Thai shrimp production that was so badly affected by the damaging spread of early mortality syndrome, linked to the Vibrio parahameolyticus, Acute Hepatopancreatic Necrosis Disease (AHPND) has yet to recover but its impact on the ground is poorly understood.
Shrimp, along with Asian sea bass and tilapia, was prioritised by ThaiTIP as a focal point for the platform’s R&D and this stimulated an assessment of change since 2010 when the disease first impacted.

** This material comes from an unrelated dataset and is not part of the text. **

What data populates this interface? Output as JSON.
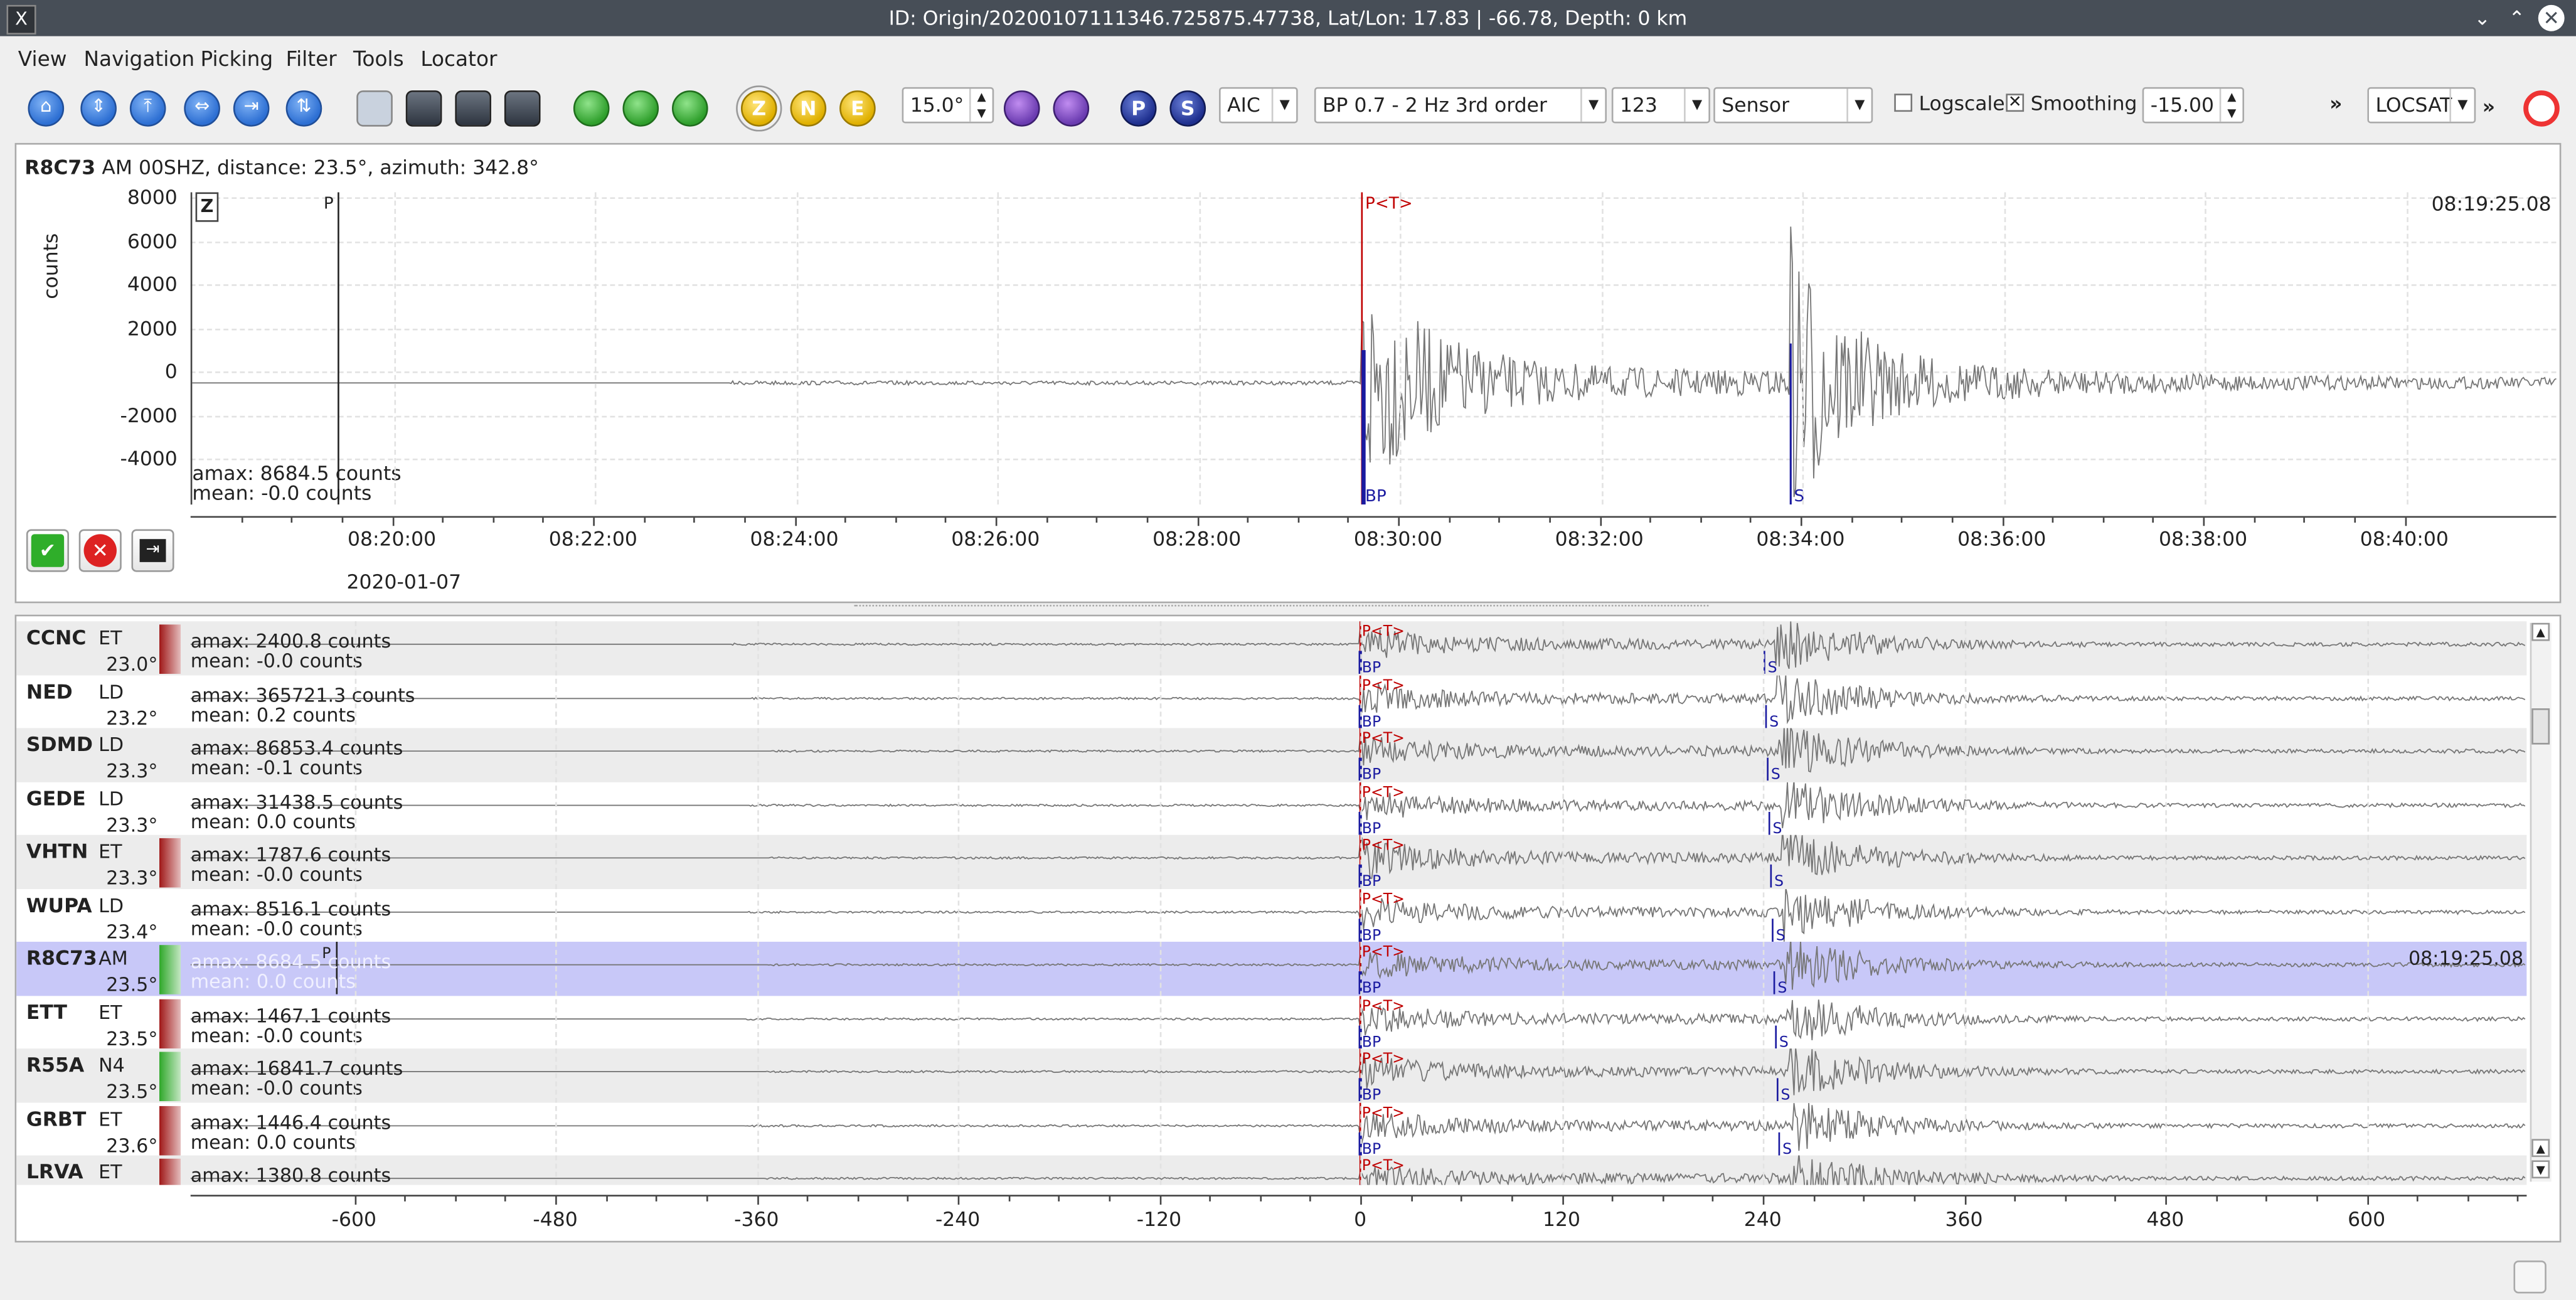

Matched funding for the exercise was identified with a local commercial tilapia and sea bass hatchery and the University of Stirling supporting a small team working in two areas of Thailand where shrimp, Asian sea bass and tilapia production were thought to be co-located. The field work was led by Will McDonald who identified sites using Google Earth in the South (Songkhla and Nakon Sri Thammarat) and the East Prachinburi. Initial analysis of the data set of more than 70 farmers and numerous key informants suggests large differences between farmers’ adaptive behaviour in these two areas following the AHPND outbreak. General impacts seem to be a higher proportion of ponds being fallowed and a drop in pond rental values as the profitability of the sector has declined and become more inconsistent.
The sector has responded to the challenge with innovation both on-farm and through the value chain.
Picture 1. Khun Dear and Will McDonald interviewing farmers in Prachinburi Thailand
Picture 2. Stocking White shrimp Pls in tilapia production ponds
EAS is a partner in EURASTiP project, funded through the EU Horizon 2020 programme, and developed in response to EU call “reinforcing international cooperation on sustainable aquaculture production with countries from South East Asia".